Apart from a sizable and growing collection of mostly Asian DVDs, I don't buy a lot of stuff--unless you count books. I buy a lot of books.
How delightful it was, as I was cruising my Amazon wish-list, and drooling for the 61st time over the pricey The Routledge Encyclopedia of Taoism edited by Fabrizio Pregadio, to discover that I could apply $67 worth of earned credits to this coveted purchase, 1,500 paperbacked pages originally priced at $99. What Taoist doesn't love a bargain? And a legitimate one, not pirated like the copy of Graham Horwood's Tai Chi Chuan, the Code of Life" I bought in Wudang a few years ago (and which still gives me a little pang of guilt when I pull it from my shelf). In my defense, I should note that I only determined it was pirated after I bought it. (But in China, I should have assumed as much.)
Yes, guilt. I am from a generation that respects copyright (or at least attempts to; I have probably posted some photos of actors on this site that are protected, but I have made no profit from it). I have only ever once downloaded a piece of music that I could have paid for. (And I subsequently acquired a legitimate copy.) There was a little discussion of this topic on a Facebook Taoism forum just yesterday. Someone, very young I'm sure, probably a master downloader and torrent user, suggested that copyright was the source of all evil in the world. "Shouldn't ideas just be contributed to the universe without thought of expecting personal gain or recognition?" The best retort came from a Wudang priest who noted that ripping off his DVDs was depriving him and his family a modest livelihood.
And so my grand encyclopedia, published just over a year ago (2011 for the paperback, 2008 for the way more costly hardback), has arrived, and I am obsessed. Taoism is of course a "practice," doing (or actively not doing) things. But why then is there a Taoist canon of hundreds and hundreds of scriptures and manuals of how not to "do" and practical advice, mostly esoteric and metaphorical, studied by Taoist monks and nuns and priests and lay people? (You have to have something to do when you're not doing something, I guess.)
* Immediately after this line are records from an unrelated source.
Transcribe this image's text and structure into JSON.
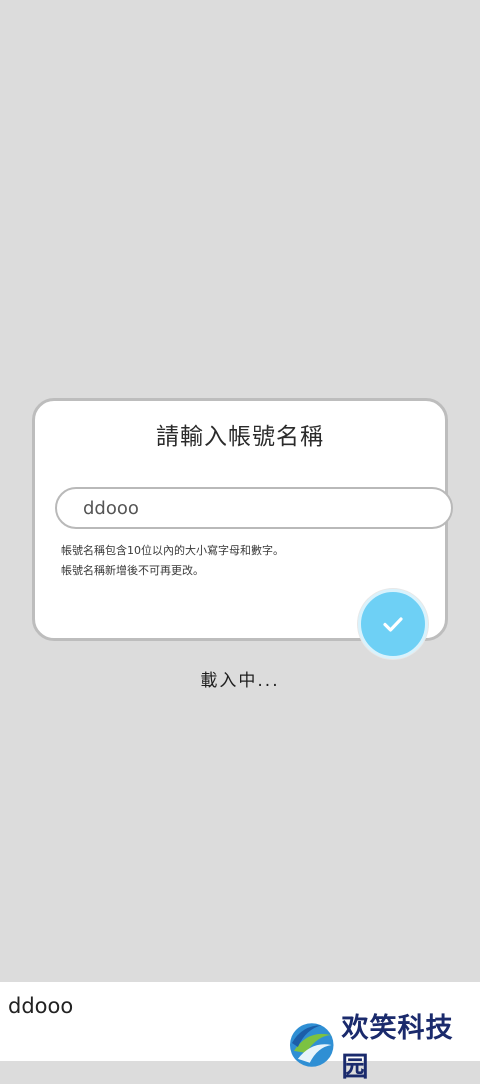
{
  "dialog": {
    "title": "請輸入帳號名稱",
    "input_value": "ddooo",
    "hint_line1": "帳號名稱包含10位以內的大小寫字母和數字。",
    "hint_line2": "帳號名稱新增後不可再更改。"
  },
  "loading_text": "載入中...",
  "bottom_bar": {
    "text": "ddooo",
    "brand_name": "欢笑科技园"
  },
  "colors": {
    "background": "#dcdcdc",
    "confirm_button": "#6ed0f5",
    "brand_text": "#1a2a6c"
  }
}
In contrast to the brief Tao Te Ching, which you can read (but probably not really understand) in less than an hour, the introductory overview in the Encyclopedia is 196 pages and could easily stand as a volume on its own. The index is 70 pages and there is also a sizable bibliography and other references . The entries themselves, written by an impressive group of contemporary scholars of Taoism, are extensive, though arranged alphabetically by the pinyin renderings and accompanied by helpful Chinese characters. It will require a little familiarity with Chinese to find specific things, but browsing is productive, and we are all used to doing that with the internet anyway. This is the most intriguing and useful thing I've got on my shelf since my Oxford Dictionaries of the Christian Church, the Bible, World Religions, and Classical Mythology. And the OED.
If you have a serious and scholarly interest in the vast tradition that is Taoism, I highly recommend this set. It's worth every legitimate penny.
This post should have appeared on My Yang Side (where there are some movie related comments today), but as it is the autumnal equinox, I find it doesn't matter. It's six of one and half a dozen of another, a phrase I once quoted to a Chinese person, who just didn't get it. Go figure.